_EXERCISE PROMPT_
An exact reproduction of the records is required, with all pictures omitted.

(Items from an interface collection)
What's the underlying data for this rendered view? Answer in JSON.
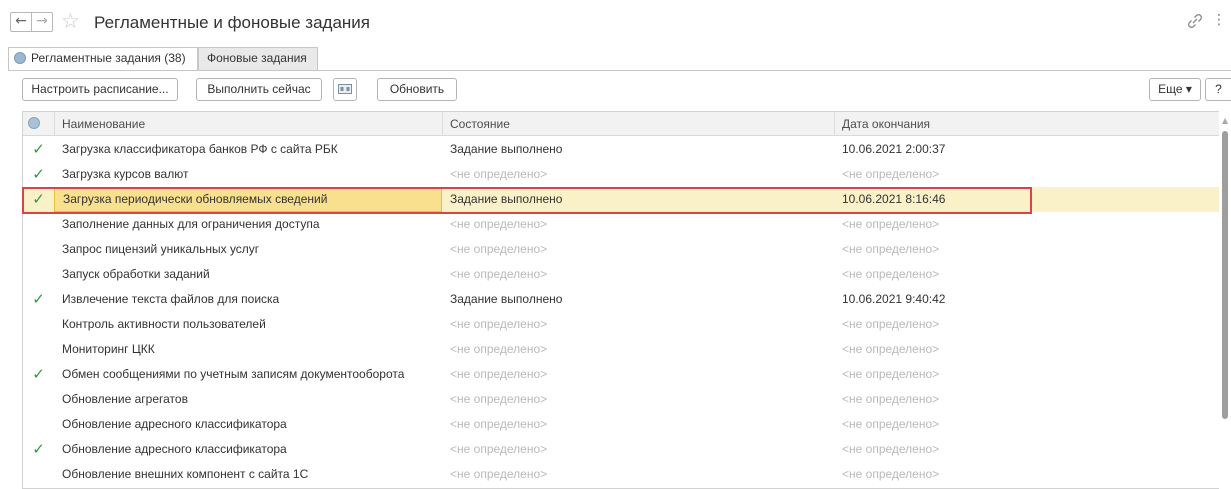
{
  "window": {
    "title": "Регламентные и фоновые задания",
    "back_glyph": "←",
    "forward_glyph": "→",
    "star_glyph": "☆",
    "more_glyph": "⋮"
  },
  "tabs": [
    {
      "label": "Регламентные задания (38)",
      "active": true
    },
    {
      "label": "Фоновые задания",
      "active": false
    }
  ],
  "toolbar": {
    "schedule_label": "Настроить расписание...",
    "run_now_label": "Выполнить сейчас",
    "refresh_label": "Обновить",
    "more_label": "Еще ▾",
    "help_label": "?"
  },
  "table": {
    "columns": [
      "Наименование",
      "Состояние",
      "Дата окончания"
    ],
    "check_glyph": "✓",
    "rows": [
      {
        "checked": true,
        "name": "Загрузка классификатора банков РФ с сайта РБК",
        "state": "Задание выполнено",
        "date": "10.06.2021 2:00:37"
      },
      {
        "checked": true,
        "name": "Загрузка курсов валют",
        "state": "<не определено>",
        "date": "<не определено>"
      },
      {
        "checked": true,
        "name": "Загрузка периодически обновляемых сведений",
        "state": "Задание выполнено",
        "date": "10.06.2021 8:16:46",
        "selected": true
      },
      {
        "checked": false,
        "name": "Заполнение данных для ограничения доступа",
        "state": "<не определено>",
        "date": "<не определено>"
      },
      {
        "checked": false,
        "name": "Запрос пицензий уникальных услуг",
        "state": "<не определено>",
        "date": "<не определено>"
      },
      {
        "checked": false,
        "name": "Запуск обработки заданий",
        "state": "<не определено>",
        "date": "<не определено>"
      },
      {
        "checked": true,
        "name": "Извлечение текста файлов для поиска",
        "state": "Задание выполнено",
        "date": "10.06.2021 9:40:42"
      },
      {
        "checked": false,
        "name": "Контроль активности пользователей",
        "state": "<не определено>",
        "date": "<не определено>"
      },
      {
        "checked": false,
        "name": "Мониторинг ЦКК",
        "state": "<не определено>",
        "date": "<не определено>"
      },
      {
        "checked": true,
        "name": "Обмен сообщениями по учетным записям документооборота",
        "state": "<не определено>",
        "date": "<не определено>"
      },
      {
        "checked": false,
        "name": "Обновление агрегатов",
        "state": "<не определено>",
        "date": "<не определено>"
      },
      {
        "checked": false,
        "name": "Обновление адресного классификатора",
        "state": "<не определено>",
        "date": "<не определено>"
      },
      {
        "checked": true,
        "name": "Обновление адресного классификатора",
        "state": "<не определено>",
        "date": "<не определено>"
      },
      {
        "checked": false,
        "name": "Обновление внешних компонент с сайта 1С",
        "state": "<не определено>",
        "date": "<не определено>"
      }
    ]
  },
  "colors": {
    "check": "#2a9d3f",
    "undefined_text": "#b9b9b9",
    "selected_row": "#fbf1c8",
    "selected_cell": "#f8e08e",
    "highlight_border": "#d94444"
  }
}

_WRITTEN SOLUTION_
What's the underlying data for this rendered view? Answer in JSON.
{
  "window": {
    "title": "Регламентные и фоновые задания",
    "back_glyph": "←",
    "forward_glyph": "→",
    "star_glyph": "☆",
    "more_glyph": "⋮"
  },
  "tabs": [
    {
      "label": "Регламентные задания (38)",
      "active": true
    },
    {
      "label": "Фоновые задания",
      "active": false
    }
  ],
  "toolbar": {
    "schedule_label": "Настроить расписание...",
    "run_now_label": "Выполнить сейчас",
    "refresh_label": "Обновить",
    "more_label": "Еще ▾",
    "help_label": "?"
  },
  "table": {
    "columns": [
      "Наименование",
      "Состояние",
      "Дата окончания"
    ],
    "check_glyph": "✓",
    "rows": [
      {
        "checked": true,
        "name": "Загрузка классификатора банков РФ с сайта РБК",
        "state": "Задание выполнено",
        "date": "10.06.2021 2:00:37"
      },
      {
        "checked": true,
        "name": "Загрузка курсов валют",
        "state": "<не определено>",
        "date": "<не определено>"
      },
      {
        "checked": true,
        "name": "Загрузка периодически обновляемых сведений",
        "state": "Задание выполнено",
        "date": "10.06.2021 8:16:46",
        "selected": true
      },
      {
        "checked": false,
        "name": "Заполнение данных для ограничения доступа",
        "state": "<не определено>",
        "date": "<не определено>"
      },
      {
        "checked": false,
        "name": "Запрос пицензий уникальных услуг",
        "state": "<не определено>",
        "date": "<не определено>"
      },
      {
        "checked": false,
        "name": "Запуск обработки заданий",
        "state": "<не определено>",
        "date": "<не определено>"
      },
      {
        "checked": true,
        "name": "Извлечение текста файлов для поиска",
        "state": "Задание выполнено",
        "date": "10.06.2021 9:40:42"
      },
      {
        "checked": false,
        "name": "Контроль активности пользователей",
        "state": "<не определено>",
        "date": "<не определено>"
      },
      {
        "checked": false,
        "name": "Мониторинг ЦКК",
        "state": "<не определено>",
        "date": "<не определено>"
      },
      {
        "checked": true,
        "name": "Обмен сообщениями по учетным записям документооборота",
        "state": "<не определено>",
        "date": "<не определено>"
      },
      {
        "checked": false,
        "name": "Обновление агрегатов",
        "state": "<не определено>",
        "date": "<не определено>"
      },
      {
        "checked": false,
        "name": "Обновление адресного классификатора",
        "state": "<не определено>",
        "date": "<не определено>"
      },
      {
        "checked": true,
        "name": "Обновление адресного классификатора",
        "state": "<не определено>",
        "date": "<не определено>"
      },
      {
        "checked": false,
        "name": "Обновление внешних компонент с сайта 1С",
        "state": "<не определено>",
        "date": "<не определено>"
      }
    ]
  },
  "colors": {
    "check": "#2a9d3f",
    "undefined_text": "#b9b9b9",
    "selected_row": "#fbf1c8",
    "selected_cell": "#f8e08e",
    "highlight_border": "#d94444"
  }
}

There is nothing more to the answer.